While carry trading has the potential for gains, traders must be aware of inherent risks mainly related to currency volatility. Here are some tips for managing carry trade risk:

  • Use stop losses to contain maximum losses if the exchange rate moves against the position.
  • Hedge with options strategies to limit downside without capping upside.
  • Scale position sizes based on the interest rate differential. Larger differentials allow bigger sizes.
  • Reduce leverage to limit exposure; avoid extreme leverage even when carry looks attractive.
  • Maintain diversification across multiple positive carry pairs, avoiding overconcentration.
  • Regularly monitor exchange rate volatility and be quick to unwind carry trades if volatility spikes higher.
  • Focus carry trading during periods of low volatility when major currencies oscillate within ranges.

Proper carry trade risk management requires prudent position sizing, disciplined stop losses, hedging strategies, volatility monitoring, and diversification. Managing risks is key to long-term success with carry.

Software Tools for Carry Trade Analysis

In today’s electronic trading environment, traders can utilize a range of software tools to streamline carry trade analysis:

  • Interest rate databases provide up-to-date reference rates for comparing yield across currencies.
  • Spreadsheet models help quantify yield differences and estimate carry trade outcomes across pairs.
  • Automated trade platforms allow executing complex carry trades and strategies with advanced order types.
  • Volatility indicators such as ATR track exchange rate fluctuations to signal when to unwind carry trades.
  • Correlation analysis identifies the relationships between currency pairs for diversification purposes.
  • Mobile apps enable monitoring and managing carry trades on-the-go for better risk management.

With these software solutions, traders can simplify the process for identifying, executing, and managing carry trade positions and strategies. The key is choosing the right mix of tools for each trader’s style and needs.

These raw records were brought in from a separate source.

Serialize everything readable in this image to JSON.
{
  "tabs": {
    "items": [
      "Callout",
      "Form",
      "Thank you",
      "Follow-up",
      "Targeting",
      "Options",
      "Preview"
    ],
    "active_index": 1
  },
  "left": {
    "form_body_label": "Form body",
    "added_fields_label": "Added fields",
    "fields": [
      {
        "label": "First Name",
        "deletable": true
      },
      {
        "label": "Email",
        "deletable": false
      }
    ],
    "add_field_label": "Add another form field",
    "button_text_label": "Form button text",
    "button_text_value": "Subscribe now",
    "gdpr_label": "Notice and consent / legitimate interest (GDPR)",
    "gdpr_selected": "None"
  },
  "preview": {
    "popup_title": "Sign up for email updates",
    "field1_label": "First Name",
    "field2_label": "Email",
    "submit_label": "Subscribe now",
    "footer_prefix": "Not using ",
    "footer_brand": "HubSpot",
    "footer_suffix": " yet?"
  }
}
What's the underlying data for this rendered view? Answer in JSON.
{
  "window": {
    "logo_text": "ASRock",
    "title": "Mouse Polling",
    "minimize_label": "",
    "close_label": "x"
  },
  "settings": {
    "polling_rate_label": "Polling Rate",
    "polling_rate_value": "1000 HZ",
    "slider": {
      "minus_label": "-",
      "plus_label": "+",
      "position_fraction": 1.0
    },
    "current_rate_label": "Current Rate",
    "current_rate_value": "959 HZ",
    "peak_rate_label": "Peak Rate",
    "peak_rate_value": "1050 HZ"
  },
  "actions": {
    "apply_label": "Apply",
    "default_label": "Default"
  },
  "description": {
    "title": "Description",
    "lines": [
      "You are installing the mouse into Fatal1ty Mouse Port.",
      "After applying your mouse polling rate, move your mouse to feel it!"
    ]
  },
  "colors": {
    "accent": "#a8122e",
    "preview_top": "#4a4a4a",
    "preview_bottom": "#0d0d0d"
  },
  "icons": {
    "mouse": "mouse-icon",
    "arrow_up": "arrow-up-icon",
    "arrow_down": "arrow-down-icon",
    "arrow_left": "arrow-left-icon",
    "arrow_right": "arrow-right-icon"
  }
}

Common Mistakes and Pitfalls to Avoid

While carry trading offers rewards, it also comes with inherent risks if not executed prudently. Here are some common carry trade mistakes to be aware of:

  • Excessive leverage – Using extreme leverage reduces risk flexibility and magnifies losses when trades unwind.
  • Overconcentration – Concentrating too heavily in a few carry pairs increases portfolio risk. Diversification is key.
  • Ignore risk – Neglecting stop losses and failing to hedge risks means carry unwinding can inflict severe damage.
  • Hold losers too long – Trying to ride out volatility while clinging to carry trades losing money is a mistake.
  • Bad timing – Establishing carry trades during periods of high volatility is risky and ill-advised. Wait for calmer conditions.
  • Rate changes – Central banks can change rates unexpectedly, so be alert to shifts that alter carry dynamics quickly.
  • Only chasing highest yield – Don’t just look at nominal yields, adjust for inflation and risk premiums for a true picture.

Avoiding these common errors and trading mistakes enables traders to leverage carry effectively while maintaining prudent risk management protocols. Carry trading done right can produce solid returns.


In forex trading, carry is a vital concept that refers to the interest return generated by holding a currency position. Currencies with higher yields relative to others exhibit positive carry. Carry arises from interest rate differences driven by central bank monetary policies.

Traders employ carry trade strategies to profit from positive interest rate differentials in currency pairs over time. This provides additional gains on top of normal trading strategies. But carry strategies require risk management as currency volatility can undo interest gains.

By analyzing carry profiles across currency pairs, traders can maximize returns while aiming to minimize risks. Software tools also help efficiently discover and manage carry trade opportunities. Avoiding common errors enables sustaining success with carry trading.

Overall, an understanding of carry dynamics across currencies is an invaluable addition to any forex trading plan. Mastering prudent carry trade strategies provides the potential to significantly boost overall trader performance.